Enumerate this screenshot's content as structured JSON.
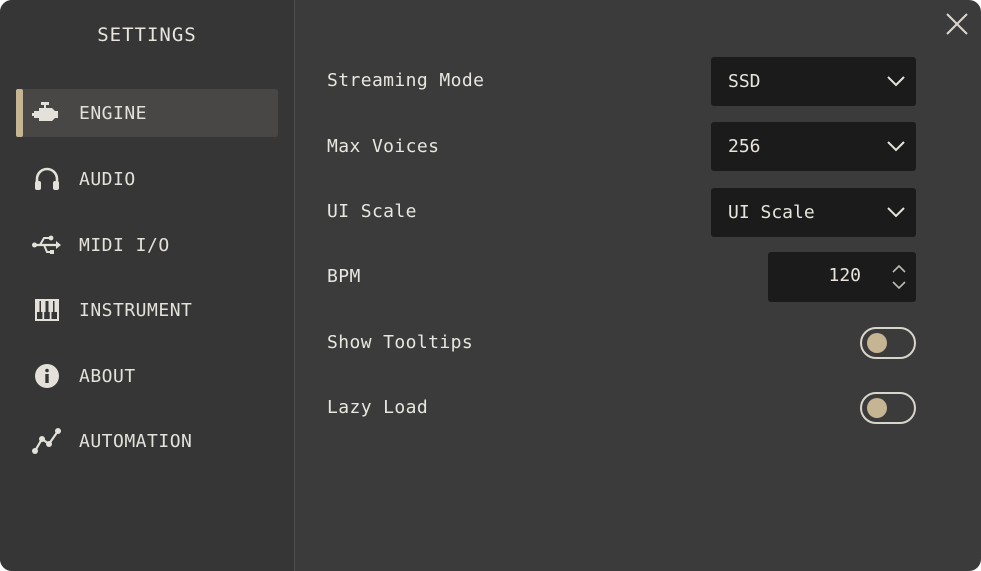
{
  "sidebar": {
    "title": "SETTINGS",
    "items": [
      {
        "label": "ENGINE",
        "icon": "engine-icon",
        "active": true
      },
      {
        "label": "AUDIO",
        "icon": "headphones-icon",
        "active": false
      },
      {
        "label": "MIDI I/O",
        "icon": "usb-icon",
        "active": false
      },
      {
        "label": "INSTRUMENT",
        "icon": "piano-icon",
        "active": false
      },
      {
        "label": "ABOUT",
        "icon": "info-icon",
        "active": false
      },
      {
        "label": "AUTOMATION",
        "icon": "automation-icon",
        "active": false
      }
    ]
  },
  "settings": {
    "streaming_mode": {
      "label": "Streaming Mode",
      "value": "SSD"
    },
    "max_voices": {
      "label": "Max Voices",
      "value": "256"
    },
    "ui_scale": {
      "label": "UI Scale",
      "value": "UI Scale"
    },
    "bpm": {
      "label": "BPM",
      "value": "120"
    },
    "show_tooltips": {
      "label": "Show Tooltips",
      "on": false
    },
    "lazy_load": {
      "label": "Lazy Load",
      "on": false
    }
  },
  "colors": {
    "accent": "#c5b592",
    "background": "#3b3b3b",
    "sidebar": "#363636",
    "control": "#1b1b1b",
    "text": "#e8e6df"
  }
}
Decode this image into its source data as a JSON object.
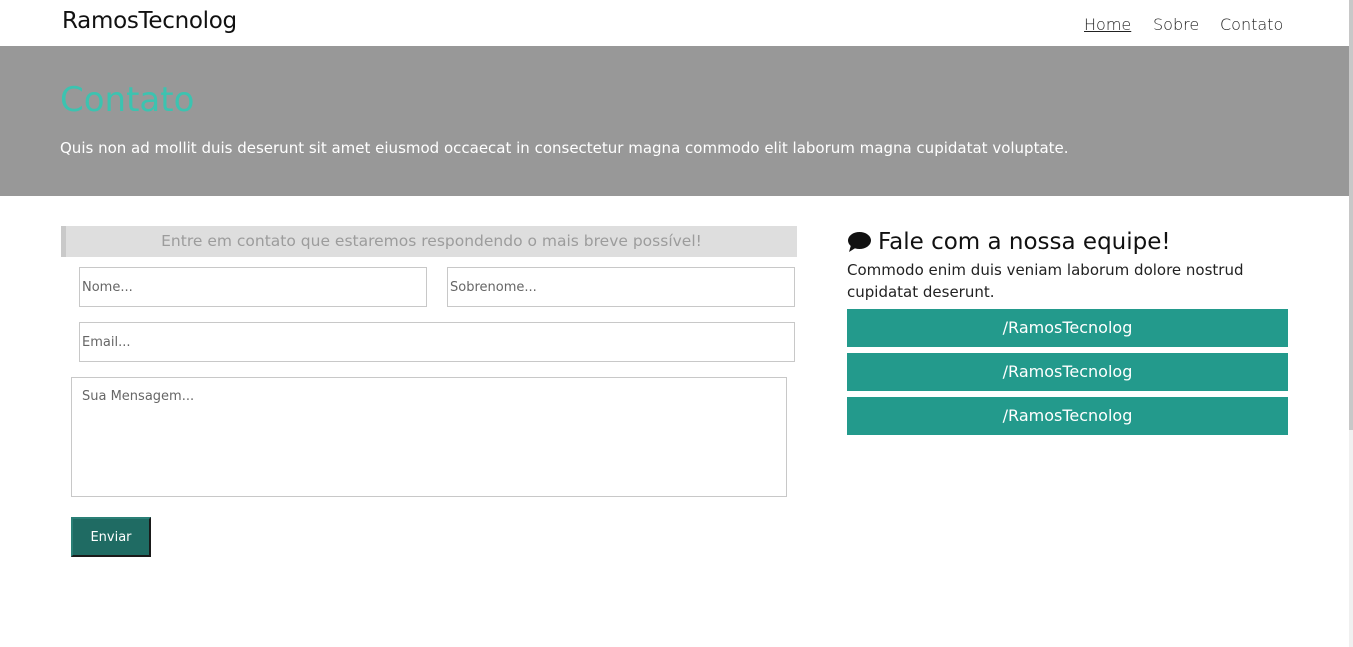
{
  "header": {
    "brand": "RamosTecnolog",
    "nav": {
      "home": "Home",
      "sobre": "Sobre",
      "contato": "Contato"
    }
  },
  "hero": {
    "title": "Contato",
    "text": "Quis non ad mollit duis deserunt sit amet eiusmod occaecat in consectetur magna commodo elit laborum magna cupidatat voluptate."
  },
  "form": {
    "heading": "Entre em contato que estaremos respondendo o mais breve possível!",
    "nome_placeholder": "Nome...",
    "sobrenome_placeholder": "Sobrenome...",
    "email_placeholder": "Email...",
    "mensagem_placeholder": "Sua Mensagem...",
    "submit_label": "Enviar"
  },
  "sidebar": {
    "title": "Fale com a nossa equipe!",
    "icon": "comment-icon",
    "text": "Commodo enim duis veniam laborum dolore nostrud cupidatat deserunt.",
    "links": [
      "/RamosTecnolog",
      "/RamosTecnolog",
      "/RamosTecnolog"
    ]
  },
  "colors": {
    "accent": "#239a8c",
    "hero_bg": "#989898",
    "hero_title": "#3cc3b0",
    "button_dark": "#1f6b63"
  }
}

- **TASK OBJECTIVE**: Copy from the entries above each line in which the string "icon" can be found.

- **EXERCISE ANSWER**:
        "icon": "engine-icon",
        "icon": "headphones-icon",
        "icon": "usb-icon",
        "icon": "piano-icon",
        "icon": "info-icon",
        "icon": "automation-icon",
    "icon": "comment-icon",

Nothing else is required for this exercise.